The Look of America (T7002E)
15 credits, Level 4
This module takes as its premise the notion that ever since the explosion of mass media and mass society in the industrial age, the United States has taken an increasingly dominant place in the global visual imagination. This process reached its peak at the beginning of the 20th century, America henceforth generating for the world innumerable iconic and hegemonic visual representations of its own cultural narratives.
The task of the module will be to investigate and deconstruct some of the products of this visual field, along with the ideologies and narratives that sustain and refract them. Hence we begin by introducting you to visual theory, especially as it applies to the American context, and provide you with the critical tools necessary for the module. We then locate the period under scrutiny (1860-2001) within a broader visual and cultural prehistory, illuminating the roots of the modern world and its visual scene. After this, the module concentrates more particularly on the culture of the late-19th and 20th centuries.
Following a more or less thematic pattern, the module examines the issues that emerge over the course of the 20th century, referring forwards and backwards in order to generate connections where appropriate (for example, linking the Farm Security Administration projects to Matthew Brady's Civil War photographs). The intention here is to introduce you to aspects of visual culture and its criticism, as well as to defamiliarise and explore some of the more familiar American iconography surrounding us.
100%: Examination (Computer-based examination)
Contact hours and workload

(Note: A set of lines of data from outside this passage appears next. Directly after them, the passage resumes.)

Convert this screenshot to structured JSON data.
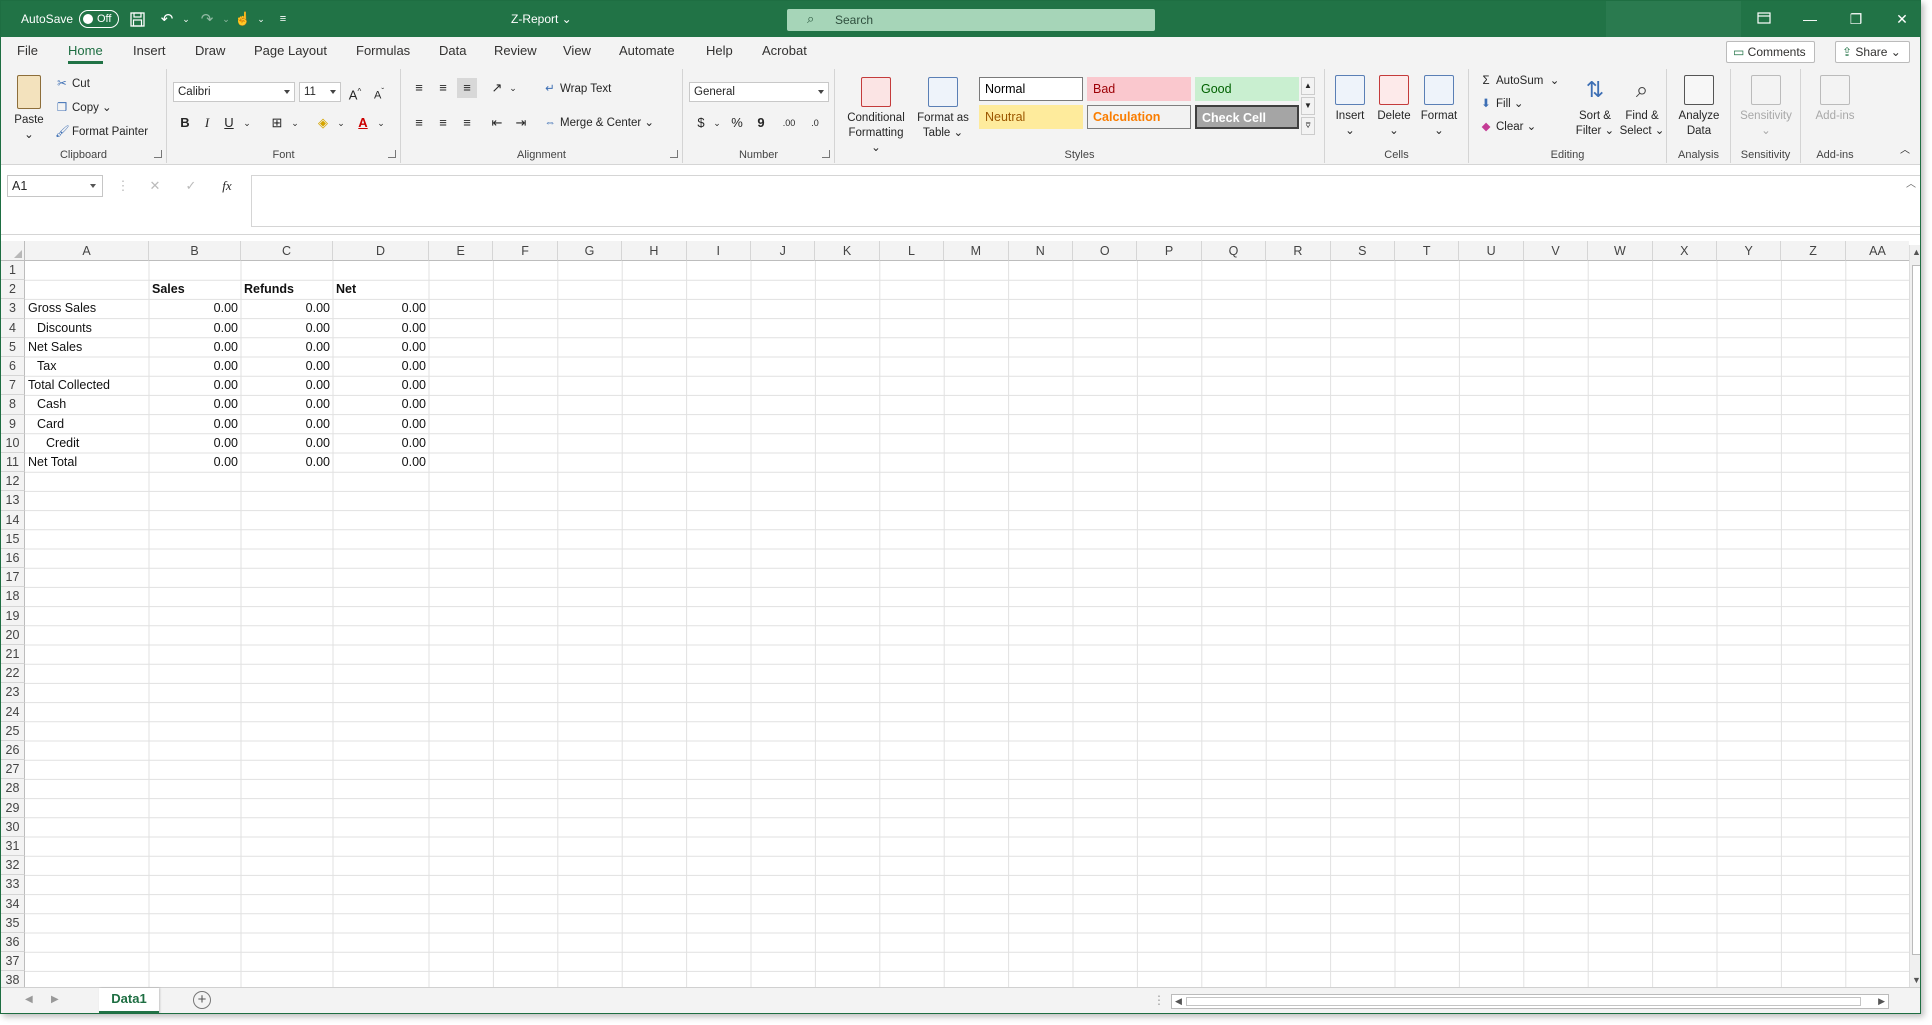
{
  "titlebar": {
    "autosave_label": "AutoSave",
    "autosave_state": "Off",
    "doc_title": "Z-Report",
    "search_placeholder": "Search"
  },
  "menu": {
    "tabs": [
      "File",
      "Home",
      "Insert",
      "Draw",
      "Page Layout",
      "Formulas",
      "Data",
      "Review",
      "View",
      "Automate",
      "Help",
      "Acrobat"
    ],
    "active": "Home",
    "comments_label": "Comments",
    "share_label": "Share"
  },
  "ribbon": {
    "clipboard": {
      "paste": "Paste",
      "cut": "Cut",
      "copy": "Copy",
      "format_painter": "Format Painter",
      "label": "Clipboard"
    },
    "font": {
      "name": "Calibri",
      "size": "11",
      "label": "Font"
    },
    "alignment": {
      "wrap": "Wrap Text",
      "merge": "Merge & Center",
      "label": "Alignment"
    },
    "number": {
      "format": "General",
      "label": "Number"
    },
    "styles": {
      "conditional": "Conditional Formatting",
      "format_table": "Format as Table",
      "normal": "Normal",
      "bad": "Bad",
      "good": "Good",
      "neutral": "Neutral",
      "calculation": "Calculation",
      "check_cell": "Check Cell",
      "label": "Styles"
    },
    "cells": {
      "insert": "Insert",
      "delete": "Delete",
      "format": "Format",
      "label": "Cells"
    },
    "editing": {
      "autosum": "AutoSum",
      "fill": "Fill",
      "clear": "Clear",
      "sort": "Sort & Filter",
      "find": "Find & Select",
      "label": "Editing"
    },
    "analysis": {
      "analyze": "Analyze Data",
      "label": "Analysis"
    },
    "sensitivity": {
      "btn": "Sensitivity",
      "label": "Sensitivity"
    },
    "addins": {
      "btn": "Add-ins",
      "label": "Add-ins"
    }
  },
  "formula_bar": {
    "name_box": "A1",
    "fx": "fx",
    "content": ""
  },
  "columns": [
    "A",
    "B",
    "C",
    "D",
    "E",
    "F",
    "G",
    "H",
    "I",
    "J",
    "K",
    "L",
    "M",
    "N",
    "O",
    "P",
    "Q",
    "R",
    "S",
    "T",
    "U",
    "V",
    "W",
    "X",
    "Y",
    "Z",
    "AA"
  ],
  "rows": [
    "1",
    "2",
    "3",
    "4",
    "5",
    "6",
    "7",
    "8",
    "9",
    "10",
    "11",
    "12",
    "13",
    "14",
    "15",
    "16",
    "17",
    "18",
    "19",
    "20",
    "21",
    "22",
    "23",
    "24",
    "25",
    "26",
    "27",
    "28",
    "29",
    "30",
    "31",
    "32",
    "33",
    "34",
    "35",
    "36",
    "37",
    "38"
  ],
  "sheet": {
    "headers": {
      "b": "Sales",
      "c": "Refunds",
      "d": "Net"
    },
    "rows": [
      {
        "label": "Gross Sales",
        "indent": 0,
        "b": "0.00",
        "c": "0.00",
        "d": "0.00"
      },
      {
        "label": "Discounts",
        "indent": 1,
        "b": "0.00",
        "c": "0.00",
        "d": "0.00"
      },
      {
        "label": "Net Sales",
        "indent": 0,
        "b": "0.00",
        "c": "0.00",
        "d": "0.00"
      },
      {
        "label": "Tax",
        "indent": 1,
        "b": "0.00",
        "c": "0.00",
        "d": "0.00"
      },
      {
        "label": "Total Collected",
        "indent": 0,
        "b": "0.00",
        "c": "0.00",
        "d": "0.00"
      },
      {
        "label": "Cash",
        "indent": 1,
        "b": "0.00",
        "c": "0.00",
        "d": "0.00"
      },
      {
        "label": "Card",
        "indent": 1,
        "b": "0.00",
        "c": "0.00",
        "d": "0.00"
      },
      {
        "label": "Credit",
        "indent": 2,
        "b": "0.00",
        "c": "0.00",
        "d": "0.00"
      },
      {
        "label": "Net Total",
        "indent": 0,
        "b": "0.00",
        "c": "0.00",
        "d": "0.00"
      }
    ]
  },
  "sheet_tabs": [
    "Data1"
  ],
  "colors": {
    "accent": "#217346",
    "search_bg": "#a6d5b8"
  }
}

This module is approximately 150 hours of work. This breaks down into about 22 hours of contact time and about 128 hours of independent study. The University may make minor variations to the contact hours for operational reasons, including timetabling requirements.
We regularly review our modules to incorporate student feedback, staff expertise, as well as the latest research and teaching methodology. We’re planning to run these modules in the academic year 2023/24. However, there may be changes to these modules in response to COVID-19, staff availability, student demand or updates to our curriculum. We’ll make sure to let our applicants know of material changes to modules at the earliest opportunity.
This module is offered on the following courses: